And through all of it, Rob remains completely humble.
By far my favorite book and I plan on buying it again through Audible to listen while running.
The reader is literally in Rob's hip pocket during his trials during BUD/S and advanced SEAL training, assignment to the teams, the mundane and hair raising missions, as well as a riveting description of the raid to kill bin Laden. He balances the technical, military and personal sides of his career with skill and humility.
The only reason it took me two days to read it is that I started at 10PM the night I downloaded it. Highest recommended for anyone vaguely interested in the topic.
The Operator is the recently published book by Navy Seal Robert J. O’Neill, who is best known for firing the shots that killed Osama Bin Laden. This is a fascinating and well written story of men doing difficult things from their initial training to missions abroad and the challenges they face with their families, their friends and with their fellow operators.
While O’Neill participated in 400 missions during his career, it was surprising the number of historically significant missions he was involved with. Previously, this reader did not know that he was involved with the rescue of Captain Richard Phillips, when Somali pirates had taken over the Maersk Alabama. He was also in Paktika Province (Afghanistan), when Bowe Bergdahl deserted. O’Neill and his team hunted for Bergdahl as did my paratrooper son. When my son mentioned that Seals would go on missions with his team, I wondered if it could have been O’Neill and his guys.
While the world knows about the killing of Bin Laden, O’Neill fills in the details on what actually went on inside that compound, and the tenseness of the operation. This story also makes one realize that war is a young man’s game, and this reader remains thankful that there still are Americans who serve a purpose that is greater than themselves. Read this book and be inspired!
Top international reviews
I was hesitant to buy the book thinking perhaps that I’d already “heard it” however the dozens of public appearances I’ve creeped on social media don’t come close to telling the broader story in the same manner that the book does.
I think of how many people have been saved from having to make decisions like “jump or burn” because these guys were, are and will be out there being amazing into eternity. This book was an excellent read and whether you’re looking for a few insights on what to expect at BUDS or are seeking inspiration to go out and enjoy some freedom- it will not disappoint.
The Operator is a very personal story told in a breezy, "This happened", casual and honest way. Throughout, Rob manages to convey, with great humour and a lot of introspection, the oftentimes comical circumstances that led him to join the Navy and begin the long journey that eventually led to him being on the Team that took down Osama Bin Laden in a chilling narrative that is superbly presented.

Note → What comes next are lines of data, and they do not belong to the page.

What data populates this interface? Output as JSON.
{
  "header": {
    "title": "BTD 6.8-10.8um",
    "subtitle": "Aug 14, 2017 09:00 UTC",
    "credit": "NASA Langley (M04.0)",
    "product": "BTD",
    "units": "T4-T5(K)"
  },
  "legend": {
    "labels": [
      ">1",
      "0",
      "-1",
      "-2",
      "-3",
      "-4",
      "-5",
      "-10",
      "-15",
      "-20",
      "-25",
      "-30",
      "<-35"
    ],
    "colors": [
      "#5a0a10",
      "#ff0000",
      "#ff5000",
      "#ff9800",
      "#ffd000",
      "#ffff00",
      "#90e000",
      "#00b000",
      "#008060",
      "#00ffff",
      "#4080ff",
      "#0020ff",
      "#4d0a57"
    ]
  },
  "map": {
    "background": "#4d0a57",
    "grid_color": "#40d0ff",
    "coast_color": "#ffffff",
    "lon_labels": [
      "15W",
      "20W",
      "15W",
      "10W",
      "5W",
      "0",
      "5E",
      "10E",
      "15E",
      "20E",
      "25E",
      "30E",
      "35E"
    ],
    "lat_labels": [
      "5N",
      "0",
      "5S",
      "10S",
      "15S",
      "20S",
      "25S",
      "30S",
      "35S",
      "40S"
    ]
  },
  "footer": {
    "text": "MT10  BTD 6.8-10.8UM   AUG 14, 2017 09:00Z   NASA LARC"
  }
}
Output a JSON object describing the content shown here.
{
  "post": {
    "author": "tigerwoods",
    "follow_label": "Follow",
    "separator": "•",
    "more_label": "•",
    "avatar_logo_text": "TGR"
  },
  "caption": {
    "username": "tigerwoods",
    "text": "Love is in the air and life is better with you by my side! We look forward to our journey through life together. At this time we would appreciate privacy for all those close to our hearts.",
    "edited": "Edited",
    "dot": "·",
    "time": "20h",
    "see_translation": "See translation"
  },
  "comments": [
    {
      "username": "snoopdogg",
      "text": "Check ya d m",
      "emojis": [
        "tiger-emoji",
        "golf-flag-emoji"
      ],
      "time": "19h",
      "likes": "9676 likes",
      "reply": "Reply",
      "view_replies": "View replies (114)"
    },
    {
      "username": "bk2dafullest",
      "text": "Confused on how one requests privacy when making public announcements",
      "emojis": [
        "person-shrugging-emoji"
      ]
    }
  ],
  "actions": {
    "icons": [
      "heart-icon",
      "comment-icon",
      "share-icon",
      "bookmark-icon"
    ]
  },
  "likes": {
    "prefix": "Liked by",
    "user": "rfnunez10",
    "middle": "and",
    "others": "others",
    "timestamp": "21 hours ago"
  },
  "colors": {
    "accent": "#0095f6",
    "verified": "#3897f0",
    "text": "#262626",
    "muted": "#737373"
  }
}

Throughout, Rob manages to remind the reader that it is The Teams, working together, calling on their extensive training, executing the plan, adapting to the situations that arise, that accomplish unimaginable results that all deserve credit for.
In the end, you feel like you know the Rob O'Neill family, which includes not just his blood relatives, but the men & women that touched Rob throughout his career that helped shape him into a man who served his country so well, often under extraordinary circumstances.
All that, and there is a strong feeling that if you ran into him in an airport somewhere, you might just want to sit down with him and have a beer.
A great story, well told.
Literarisch natürlich nicht unbedingt der Brüller. Aber alles in allem ganz ok.
Would love to see him talk if the opportunity came up. Very engaging